1.  All things are Thine; no gift have we

Lord of all gifts, to offer Thee;

And hence with grateful hearts today,

Thine own before Thy feet we lay.

2.  Thy will was in the builders’ thought;

Thy hand unseen amidst us wrought;

Through mortal motive, scheme and plan,

Thy wise eternal purpose ran.

3.  In weakness and in want we call

On Thee for whom the heav’ns are small;

Thy glory is Thy children’s good,

Thy joy Thy tender Fatherhood.

4.  O Father, deign these walls to bless;

Fill with Thy love their emptiness;

And let their door a gateway be

To lead us from ourselves to Thee.

O Holy Father! Just and True, by John Greenleaf Whittier   1 comment

John Greenleaf Whittier

Image Source = Wikipedia

An 1837 hymn Whittier wrote to commemorate the abolition of slavery within the British Empire


1.  O Holy Father!  just and true

Are all Thy works and words and ways,

And unto Thee alone are due

Thanksgiving and eternal praise!

As children of Thy gracious care,

We veil the eyes, we bend the knee,

With broken words of praise and prayer,
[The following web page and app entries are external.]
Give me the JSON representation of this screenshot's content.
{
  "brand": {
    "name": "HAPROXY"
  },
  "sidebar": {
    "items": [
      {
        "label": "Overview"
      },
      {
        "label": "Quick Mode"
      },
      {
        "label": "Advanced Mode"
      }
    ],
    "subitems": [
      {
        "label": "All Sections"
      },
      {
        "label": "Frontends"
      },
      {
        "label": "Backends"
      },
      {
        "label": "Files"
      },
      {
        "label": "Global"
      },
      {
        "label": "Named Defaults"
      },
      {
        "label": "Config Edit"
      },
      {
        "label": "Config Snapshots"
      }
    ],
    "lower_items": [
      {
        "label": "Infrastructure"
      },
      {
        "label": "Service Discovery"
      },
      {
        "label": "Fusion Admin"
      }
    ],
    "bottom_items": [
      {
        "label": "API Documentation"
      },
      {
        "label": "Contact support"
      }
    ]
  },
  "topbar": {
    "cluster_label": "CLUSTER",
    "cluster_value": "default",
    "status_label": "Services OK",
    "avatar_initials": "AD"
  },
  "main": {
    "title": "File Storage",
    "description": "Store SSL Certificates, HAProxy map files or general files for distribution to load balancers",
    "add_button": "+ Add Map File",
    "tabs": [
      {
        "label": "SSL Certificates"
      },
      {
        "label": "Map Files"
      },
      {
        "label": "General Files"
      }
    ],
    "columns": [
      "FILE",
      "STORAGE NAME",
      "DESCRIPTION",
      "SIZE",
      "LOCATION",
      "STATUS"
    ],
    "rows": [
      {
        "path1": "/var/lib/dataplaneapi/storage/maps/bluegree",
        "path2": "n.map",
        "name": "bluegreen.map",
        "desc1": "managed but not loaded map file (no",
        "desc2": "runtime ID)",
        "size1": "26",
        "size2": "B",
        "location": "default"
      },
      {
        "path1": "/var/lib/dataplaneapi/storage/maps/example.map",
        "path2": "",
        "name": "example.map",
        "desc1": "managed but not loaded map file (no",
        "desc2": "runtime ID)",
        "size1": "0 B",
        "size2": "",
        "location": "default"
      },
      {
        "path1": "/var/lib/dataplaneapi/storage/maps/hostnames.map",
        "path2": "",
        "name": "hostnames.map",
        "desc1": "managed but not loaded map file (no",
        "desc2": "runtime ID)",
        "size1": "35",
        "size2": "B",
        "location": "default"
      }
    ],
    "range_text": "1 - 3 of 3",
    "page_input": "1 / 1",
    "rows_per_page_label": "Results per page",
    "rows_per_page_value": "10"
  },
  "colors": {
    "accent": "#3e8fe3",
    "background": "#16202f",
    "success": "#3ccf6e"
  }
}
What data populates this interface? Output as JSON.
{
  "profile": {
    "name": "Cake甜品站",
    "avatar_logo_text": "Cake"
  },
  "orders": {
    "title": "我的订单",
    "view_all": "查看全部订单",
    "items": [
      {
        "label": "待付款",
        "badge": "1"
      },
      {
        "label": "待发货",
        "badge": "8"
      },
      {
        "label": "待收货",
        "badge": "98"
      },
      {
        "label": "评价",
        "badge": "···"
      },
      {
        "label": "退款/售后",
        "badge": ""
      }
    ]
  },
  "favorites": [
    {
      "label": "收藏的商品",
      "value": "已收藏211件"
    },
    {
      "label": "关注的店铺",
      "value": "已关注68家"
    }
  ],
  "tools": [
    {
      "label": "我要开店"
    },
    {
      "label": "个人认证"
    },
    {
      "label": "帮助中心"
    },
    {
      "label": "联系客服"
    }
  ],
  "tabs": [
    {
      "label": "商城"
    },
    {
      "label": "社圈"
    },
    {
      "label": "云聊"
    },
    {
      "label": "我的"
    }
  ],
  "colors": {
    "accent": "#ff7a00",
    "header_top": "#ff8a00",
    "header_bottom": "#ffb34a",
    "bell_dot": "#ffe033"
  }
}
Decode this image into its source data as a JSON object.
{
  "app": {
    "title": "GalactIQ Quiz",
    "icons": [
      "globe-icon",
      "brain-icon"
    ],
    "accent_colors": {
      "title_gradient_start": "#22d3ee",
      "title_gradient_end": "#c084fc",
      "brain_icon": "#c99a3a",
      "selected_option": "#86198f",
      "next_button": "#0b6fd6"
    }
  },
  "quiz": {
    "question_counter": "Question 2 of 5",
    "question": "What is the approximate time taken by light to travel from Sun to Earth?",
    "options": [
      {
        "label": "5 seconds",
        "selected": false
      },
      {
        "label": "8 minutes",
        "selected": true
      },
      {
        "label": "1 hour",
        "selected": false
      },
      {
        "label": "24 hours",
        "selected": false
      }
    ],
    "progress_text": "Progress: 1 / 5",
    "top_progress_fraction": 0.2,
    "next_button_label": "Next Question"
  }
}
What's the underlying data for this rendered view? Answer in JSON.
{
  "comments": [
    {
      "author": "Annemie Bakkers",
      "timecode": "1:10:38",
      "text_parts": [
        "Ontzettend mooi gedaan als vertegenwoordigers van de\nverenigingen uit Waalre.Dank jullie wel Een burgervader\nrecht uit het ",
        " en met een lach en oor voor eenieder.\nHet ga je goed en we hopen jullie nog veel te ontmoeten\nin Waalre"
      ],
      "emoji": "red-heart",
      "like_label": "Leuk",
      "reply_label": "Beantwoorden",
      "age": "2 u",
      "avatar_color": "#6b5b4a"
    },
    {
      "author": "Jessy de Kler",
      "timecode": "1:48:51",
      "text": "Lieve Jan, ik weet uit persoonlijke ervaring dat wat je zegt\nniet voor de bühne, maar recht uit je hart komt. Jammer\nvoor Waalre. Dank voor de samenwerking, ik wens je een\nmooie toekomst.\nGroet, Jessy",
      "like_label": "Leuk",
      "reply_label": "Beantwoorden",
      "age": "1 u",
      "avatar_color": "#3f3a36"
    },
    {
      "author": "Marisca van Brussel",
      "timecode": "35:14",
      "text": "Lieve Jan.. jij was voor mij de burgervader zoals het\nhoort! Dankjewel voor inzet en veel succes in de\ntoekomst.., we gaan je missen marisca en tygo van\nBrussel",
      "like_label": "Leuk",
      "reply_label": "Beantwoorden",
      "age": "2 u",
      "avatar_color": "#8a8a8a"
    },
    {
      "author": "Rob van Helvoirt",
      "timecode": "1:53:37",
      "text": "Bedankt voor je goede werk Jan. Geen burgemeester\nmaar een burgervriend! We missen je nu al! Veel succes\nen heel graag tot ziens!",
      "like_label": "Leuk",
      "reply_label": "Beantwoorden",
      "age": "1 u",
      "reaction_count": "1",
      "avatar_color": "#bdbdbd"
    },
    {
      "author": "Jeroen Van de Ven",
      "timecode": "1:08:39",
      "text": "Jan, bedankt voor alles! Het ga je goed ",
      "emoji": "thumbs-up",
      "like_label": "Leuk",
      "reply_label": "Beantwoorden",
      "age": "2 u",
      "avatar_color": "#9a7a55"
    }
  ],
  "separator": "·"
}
Father and God, we come to Thee.

2.  For Thou has heard, O God of Right,

The sighing of the island slave;

And stretched for him the arm of might,

Nor shortened that it could not save.

The laborer sits beneath his vine,

The shackled soul and hand are free;

Thanksgiving! for the work is Thine!

Praise! for the blessing is of Thee!

3.  And oh, we feel Thy presence here,

Thy awful arm in judgment bare!

Thine eye hath seen the bondman’s tear;

Thine ear hath heard the bondman’s prayer.

Praise!  for the pride of man is low,

The counsels of the wise are naught,

The fountains of repentance flow;

What hath our God in mercy wrought?

4.  Speed on Thy work, Lord God of Hosts!

And when the bondman’s chain is riven,

And swells from all our guilty coasts

The anthem of the free to Heaven,

Oh, not to those whom Thou has led,

As with Thy cloud and fire before,

But unto Thee, in fear and dread,

Be praise and glory evermore.

The Complete Poetical Works of John Greenleaf Whittier (Boston, MA:  Houghton, Mifflin, and Company, 1892), pp. 345-346